**** Task input

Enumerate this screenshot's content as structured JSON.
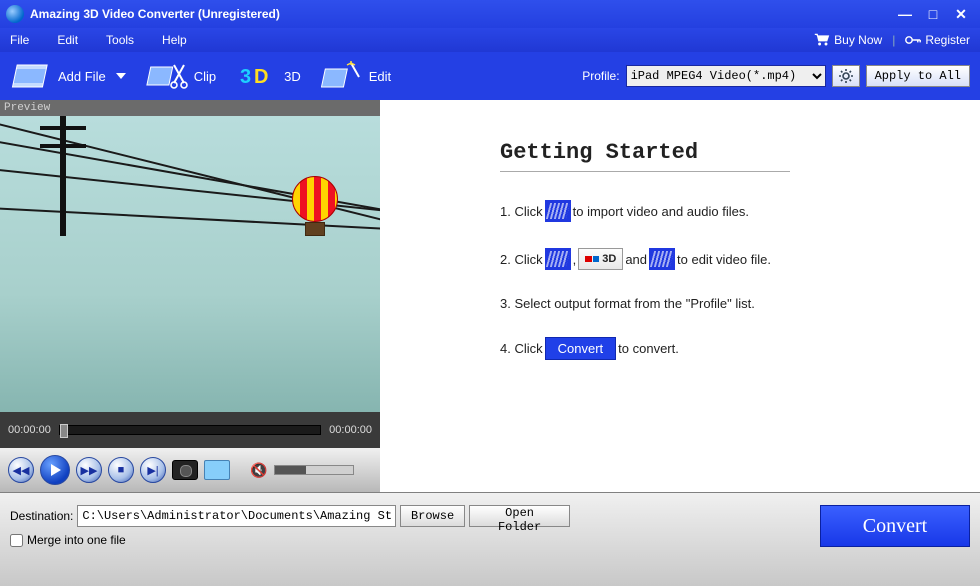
{
  "title": "Amazing 3D Video Converter (Unregistered)",
  "menu": {
    "file": "File",
    "edit": "Edit",
    "tools": "Tools",
    "help": "Help",
    "buy": "Buy Now",
    "register": "Register"
  },
  "toolbar": {
    "addfile": "Add File",
    "clip": "Clip",
    "3d": "3D",
    "edit": "Edit",
    "profile_label": "Profile:",
    "profile_value": "iPad MPEG4 Video(*.mp4)",
    "apply_all": "Apply to All"
  },
  "preview": {
    "label": "Preview",
    "time_current": "00:00:00",
    "time_total": "00:00:00"
  },
  "help": {
    "heading": "Getting Started",
    "s1a": "1. Click",
    "s1b": "to import video and audio files.",
    "s2a": "2. Click",
    "s2b": ",",
    "s2c": "and",
    "s2d": "to edit video file.",
    "s2_3d": "3D",
    "s3": "3. Select output format from the \"Profile\" list.",
    "s4a": "4. Click",
    "s4_btn": "Convert",
    "s4b": "to convert."
  },
  "bottom": {
    "dest_label": "Destination:",
    "dest_value": "C:\\Users\\Administrator\\Documents\\Amazing Studio\\",
    "browse": "Browse",
    "open_folder": "Open Folder",
    "merge": "Merge into one file",
    "convert": "Convert"
  }
}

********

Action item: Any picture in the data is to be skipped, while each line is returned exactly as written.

Task result:
Enumerate this screenshot's content as structured JSON.
{
  "title": "Amazing 3D Video Converter (Unregistered)",
  "menu": {
    "file": "File",
    "edit": "Edit",
    "tools": "Tools",
    "help": "Help",
    "buy": "Buy Now",
    "register": "Register"
  },
  "toolbar": {
    "addfile": "Add File",
    "clip": "Clip",
    "3d": "3D",
    "edit": "Edit",
    "profile_label": "Profile:",
    "profile_value": "iPad MPEG4 Video(*.mp4)",
    "apply_all": "Apply to All"
  },
  "preview": {
    "label": "Preview",
    "time_current": "00:00:00",
    "time_total": "00:00:00"
  },
  "help": {
    "heading": "Getting Started",
    "s1a": "1. Click",
    "s1b": "to import video and audio files.",
    "s2a": "2. Click",
    "s2b": ",",
    "s2c": "and",
    "s2d": "to edit video file.",
    "s2_3d": "3D",
    "s3": "3. Select output format from the \"Profile\" list.",
    "s4a": "4. Click",
    "s4_btn": "Convert",
    "s4b": "to convert."
  },
  "bottom": {
    "dest_label": "Destination:",
    "dest_value": "C:\\Users\\Administrator\\Documents\\Amazing Studio\\",
    "browse": "Browse",
    "open_folder": "Open Folder",
    "merge": "Merge into one file",
    "convert": "Convert"
  }
}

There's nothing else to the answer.